  • Foundation (Foundation series) (July 2021) by Isaac Asimov. (4/5)
  • Nemesis Games (The Expanse series) (July 2021) by James S.A. Corey. (2/5)
  • Cibola Burn (The Expanse series) (July 2021) by James S.A. Corey. (2/5)
  • Abbadon's Gate (The Expanse series) (July 2021) by James S.A. Corey. (3/5)
  • Caliban's War (The Expanse series) (June 2021) by James S.A. Corey. (3/5)
  • Leviathan Wakes (The Expanse series) (June 2021) by James S.A. Corey. (3/5)

Philosophy & Politics
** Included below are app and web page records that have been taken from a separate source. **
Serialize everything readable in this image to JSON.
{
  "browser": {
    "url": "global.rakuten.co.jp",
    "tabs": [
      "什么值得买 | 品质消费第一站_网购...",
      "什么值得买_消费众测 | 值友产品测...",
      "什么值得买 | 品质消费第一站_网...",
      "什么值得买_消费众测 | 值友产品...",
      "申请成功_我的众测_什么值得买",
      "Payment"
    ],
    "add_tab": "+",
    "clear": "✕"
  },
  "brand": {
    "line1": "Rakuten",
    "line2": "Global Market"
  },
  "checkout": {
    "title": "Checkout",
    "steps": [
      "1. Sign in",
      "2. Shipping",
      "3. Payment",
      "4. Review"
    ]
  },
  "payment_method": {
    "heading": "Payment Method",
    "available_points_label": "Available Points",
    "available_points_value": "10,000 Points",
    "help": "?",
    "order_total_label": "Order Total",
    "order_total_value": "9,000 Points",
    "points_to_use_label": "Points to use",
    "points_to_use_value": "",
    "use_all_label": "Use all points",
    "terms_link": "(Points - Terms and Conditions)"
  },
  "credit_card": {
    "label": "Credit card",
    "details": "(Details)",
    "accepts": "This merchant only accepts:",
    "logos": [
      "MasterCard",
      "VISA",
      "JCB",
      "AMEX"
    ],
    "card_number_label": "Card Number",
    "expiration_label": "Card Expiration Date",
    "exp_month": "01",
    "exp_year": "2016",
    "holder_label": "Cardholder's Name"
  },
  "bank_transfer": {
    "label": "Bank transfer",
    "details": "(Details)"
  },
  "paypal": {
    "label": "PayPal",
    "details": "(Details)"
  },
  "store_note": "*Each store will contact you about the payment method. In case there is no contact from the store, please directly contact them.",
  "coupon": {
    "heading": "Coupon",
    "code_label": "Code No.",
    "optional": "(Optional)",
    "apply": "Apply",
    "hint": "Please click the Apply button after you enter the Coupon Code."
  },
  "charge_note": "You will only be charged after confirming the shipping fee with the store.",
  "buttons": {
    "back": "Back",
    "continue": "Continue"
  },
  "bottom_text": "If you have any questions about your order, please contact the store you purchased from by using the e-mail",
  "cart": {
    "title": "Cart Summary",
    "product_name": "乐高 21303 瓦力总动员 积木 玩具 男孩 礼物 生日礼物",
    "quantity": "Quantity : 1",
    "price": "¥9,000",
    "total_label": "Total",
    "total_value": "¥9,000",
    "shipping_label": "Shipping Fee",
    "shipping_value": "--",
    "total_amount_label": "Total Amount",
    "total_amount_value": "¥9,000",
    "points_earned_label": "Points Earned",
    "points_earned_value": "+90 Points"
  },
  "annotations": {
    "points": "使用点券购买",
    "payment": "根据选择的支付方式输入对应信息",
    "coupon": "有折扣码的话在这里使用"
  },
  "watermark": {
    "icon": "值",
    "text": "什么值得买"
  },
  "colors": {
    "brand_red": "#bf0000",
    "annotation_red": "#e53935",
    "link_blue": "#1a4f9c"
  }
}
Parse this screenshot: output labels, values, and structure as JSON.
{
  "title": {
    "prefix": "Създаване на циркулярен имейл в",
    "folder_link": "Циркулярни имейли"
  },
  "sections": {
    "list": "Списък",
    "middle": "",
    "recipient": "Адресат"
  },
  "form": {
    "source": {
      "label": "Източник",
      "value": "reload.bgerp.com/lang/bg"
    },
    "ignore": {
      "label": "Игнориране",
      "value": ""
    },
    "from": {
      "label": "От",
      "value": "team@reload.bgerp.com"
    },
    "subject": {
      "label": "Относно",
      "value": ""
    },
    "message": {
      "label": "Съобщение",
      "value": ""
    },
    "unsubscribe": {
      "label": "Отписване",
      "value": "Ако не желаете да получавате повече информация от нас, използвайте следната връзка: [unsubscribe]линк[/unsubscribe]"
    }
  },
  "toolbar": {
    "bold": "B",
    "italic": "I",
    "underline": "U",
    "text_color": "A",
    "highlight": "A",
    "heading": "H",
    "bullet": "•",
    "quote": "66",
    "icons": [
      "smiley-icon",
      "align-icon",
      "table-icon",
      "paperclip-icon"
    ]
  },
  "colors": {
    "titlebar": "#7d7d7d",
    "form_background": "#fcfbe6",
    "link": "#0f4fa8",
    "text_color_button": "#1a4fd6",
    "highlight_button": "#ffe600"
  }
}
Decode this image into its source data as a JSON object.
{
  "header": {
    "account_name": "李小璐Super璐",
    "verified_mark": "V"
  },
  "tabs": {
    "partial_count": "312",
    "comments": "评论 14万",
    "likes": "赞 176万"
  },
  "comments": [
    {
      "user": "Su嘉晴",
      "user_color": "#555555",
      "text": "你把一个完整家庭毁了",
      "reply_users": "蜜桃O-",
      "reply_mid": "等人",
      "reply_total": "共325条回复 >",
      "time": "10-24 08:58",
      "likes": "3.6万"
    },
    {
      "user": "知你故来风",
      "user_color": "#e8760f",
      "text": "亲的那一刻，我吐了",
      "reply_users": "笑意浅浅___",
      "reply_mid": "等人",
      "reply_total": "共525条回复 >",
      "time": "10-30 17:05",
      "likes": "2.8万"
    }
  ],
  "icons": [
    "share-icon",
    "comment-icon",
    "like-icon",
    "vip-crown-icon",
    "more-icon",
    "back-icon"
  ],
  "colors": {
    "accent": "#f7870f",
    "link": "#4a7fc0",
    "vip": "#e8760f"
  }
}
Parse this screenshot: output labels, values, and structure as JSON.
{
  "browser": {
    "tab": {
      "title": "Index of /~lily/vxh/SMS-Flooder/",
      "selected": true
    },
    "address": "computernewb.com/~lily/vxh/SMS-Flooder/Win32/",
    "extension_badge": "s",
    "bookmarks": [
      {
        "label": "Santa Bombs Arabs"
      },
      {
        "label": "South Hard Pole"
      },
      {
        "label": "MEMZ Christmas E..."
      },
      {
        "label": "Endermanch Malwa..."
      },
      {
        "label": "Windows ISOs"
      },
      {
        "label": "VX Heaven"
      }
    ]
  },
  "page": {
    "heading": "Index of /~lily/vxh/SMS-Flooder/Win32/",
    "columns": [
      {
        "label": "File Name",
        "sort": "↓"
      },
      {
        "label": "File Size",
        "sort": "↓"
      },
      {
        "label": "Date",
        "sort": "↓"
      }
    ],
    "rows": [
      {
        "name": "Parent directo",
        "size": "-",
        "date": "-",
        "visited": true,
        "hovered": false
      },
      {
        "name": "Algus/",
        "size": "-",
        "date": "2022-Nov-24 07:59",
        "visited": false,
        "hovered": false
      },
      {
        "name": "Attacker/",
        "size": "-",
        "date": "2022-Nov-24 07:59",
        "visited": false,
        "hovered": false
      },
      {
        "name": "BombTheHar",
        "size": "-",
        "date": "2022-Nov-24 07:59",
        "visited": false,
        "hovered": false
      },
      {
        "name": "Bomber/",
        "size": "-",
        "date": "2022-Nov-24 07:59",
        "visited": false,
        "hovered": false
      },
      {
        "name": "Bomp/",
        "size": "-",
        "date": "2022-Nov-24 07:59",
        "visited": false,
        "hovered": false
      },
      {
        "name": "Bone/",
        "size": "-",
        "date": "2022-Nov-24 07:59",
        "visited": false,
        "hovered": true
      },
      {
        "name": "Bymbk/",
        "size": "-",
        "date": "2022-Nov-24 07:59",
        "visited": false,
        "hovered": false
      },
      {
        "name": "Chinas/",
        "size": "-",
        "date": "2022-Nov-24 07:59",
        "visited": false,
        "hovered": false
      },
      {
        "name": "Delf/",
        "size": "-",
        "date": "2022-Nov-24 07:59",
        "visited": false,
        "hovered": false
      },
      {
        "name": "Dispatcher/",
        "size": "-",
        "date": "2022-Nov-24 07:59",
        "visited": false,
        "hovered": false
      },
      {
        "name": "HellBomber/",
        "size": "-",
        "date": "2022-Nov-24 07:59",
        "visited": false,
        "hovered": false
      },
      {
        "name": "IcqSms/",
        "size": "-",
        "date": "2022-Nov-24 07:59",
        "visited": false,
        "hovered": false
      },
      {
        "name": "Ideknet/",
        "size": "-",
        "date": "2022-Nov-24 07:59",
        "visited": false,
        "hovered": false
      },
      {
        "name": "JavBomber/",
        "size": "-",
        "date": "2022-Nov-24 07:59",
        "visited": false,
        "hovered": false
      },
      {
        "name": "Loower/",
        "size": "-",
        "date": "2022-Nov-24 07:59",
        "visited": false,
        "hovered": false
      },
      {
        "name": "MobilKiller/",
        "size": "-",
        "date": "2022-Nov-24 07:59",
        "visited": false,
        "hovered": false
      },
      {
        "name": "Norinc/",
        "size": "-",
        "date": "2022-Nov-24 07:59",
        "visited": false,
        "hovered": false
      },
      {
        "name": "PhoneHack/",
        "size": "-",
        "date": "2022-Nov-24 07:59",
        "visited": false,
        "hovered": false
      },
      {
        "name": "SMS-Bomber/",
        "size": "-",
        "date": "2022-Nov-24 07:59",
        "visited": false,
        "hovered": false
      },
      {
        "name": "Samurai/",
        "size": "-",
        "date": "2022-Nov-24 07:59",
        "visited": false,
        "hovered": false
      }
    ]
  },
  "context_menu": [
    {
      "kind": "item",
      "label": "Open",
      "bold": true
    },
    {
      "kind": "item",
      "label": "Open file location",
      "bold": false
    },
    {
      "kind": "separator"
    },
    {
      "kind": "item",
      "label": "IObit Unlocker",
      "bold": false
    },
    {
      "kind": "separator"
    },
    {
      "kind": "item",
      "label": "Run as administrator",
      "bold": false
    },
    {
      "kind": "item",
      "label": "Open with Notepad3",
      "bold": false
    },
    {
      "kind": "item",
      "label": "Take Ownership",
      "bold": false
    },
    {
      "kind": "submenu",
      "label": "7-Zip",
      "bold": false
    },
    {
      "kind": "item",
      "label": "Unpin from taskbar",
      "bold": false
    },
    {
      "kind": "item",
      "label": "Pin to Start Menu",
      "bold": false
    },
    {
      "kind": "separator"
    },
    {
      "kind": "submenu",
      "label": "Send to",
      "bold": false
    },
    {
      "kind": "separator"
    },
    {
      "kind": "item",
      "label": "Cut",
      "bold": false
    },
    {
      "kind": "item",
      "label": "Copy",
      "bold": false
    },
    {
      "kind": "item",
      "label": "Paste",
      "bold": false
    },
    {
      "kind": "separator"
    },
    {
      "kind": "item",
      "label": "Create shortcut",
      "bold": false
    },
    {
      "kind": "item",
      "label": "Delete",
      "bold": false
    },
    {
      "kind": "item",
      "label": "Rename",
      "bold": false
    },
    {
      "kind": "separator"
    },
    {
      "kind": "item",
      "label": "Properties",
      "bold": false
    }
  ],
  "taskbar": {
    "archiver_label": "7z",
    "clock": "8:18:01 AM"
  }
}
  • The History of Western Philosophy (February 2022) by Betrand Russell. (4/5)
  • Camus at Combat (July 2020). (5/5)
    Camus was active in the French Resistance in WWII. This book is a collection of his articles & essays written for the underground newspaper *Combat*. What I find most striking is the way in which his perspectives change over time amidst the turmoil of 1944-1947. You can observe the themes and worldview present in his novels and essays influencing his day-to-day reporting, and he simultaneously cuts through chaos to predict the future in timeless ways.
  • The War on Normal People (February 2020). (2/5)
    Andrew Yang launched universal basic income to the national stage with his presidential campaign. He emphasizes that automation will have profound impacts on the workforce and structure of American society, without coming across as alarmist or apocalyptic. The book certainly cemented my belief that Mr. Yang's ideas shouldn't be lumped in with the socialist left (Bernie/AOC/DSA), as he maintains a fairly pro-capitalist mindset which should resonate with most Americans.
  • China's Second Continent: How a Million Migrants Are Building a New Empire in Africa (January 2020). (3/5)
    A fascinating look at China's global ambitions during this time of American's decline and waning influence. Howard French is a gifted storyteller, weaving interviews with ordinary individuals across Africa into a narrative of the changes taking place on the continent.
  • Self-Portrait in Black and White: Unlearning Race (January 2020). (5/5)
    Beautifully written and thought-provoking, no matter where you stand on political and philosophical divides. Thomas Chatterton Williams captivates as he explores self-conception, identity, and parenthood through the lens of amorphous and inconsistent racial constructs. Highly recommended.
  • Cosmopolitanism: Ethics in a World of Strangers (November 2019). (3/5)
  • Out of the Mountains: The Coming Age of the Urban Guerrilla (December 2016). (3/5)
    David Kilcullen is a counterinsurgency expert who has served in advisory roles for the Department of Defense, NATO, and the White House. This book, published in 2013, is an exploration into the future of counterinsurgency strategy and conflict studies more broadly.

Fiction and Fantasy

  • Parable of the Talents (December 2022) by Octavia Butler. (4/5)
  • Parable of the Sower (December 2022) by Octavia Butler. (5/5)
    Highly recommended series. Octavia Bulter's excellent and expressive writing forces you to viscerally feel the emotions of the main character as the book progresses.
  • The Lord of the Rings trilogy (February-April 2021). (5/5)
    Re-reading this series was a pleasure. Trust me, if you haven't read Tolkien it since grade school, it will be richer the second time around.
  • Missionaries (January 2021) by Phily Klay. (3/5)
  • The Stranger (October 2019). (5/5)
    One of Albert Camus's most famous works. A quick read, but full of depth.
  • The Handmaid's Tale (September 2019). (4/5)
    This dystopian story is over three decades old, yet sadly still relevant. Worth a read.

Miscellaneous & Non-Fiction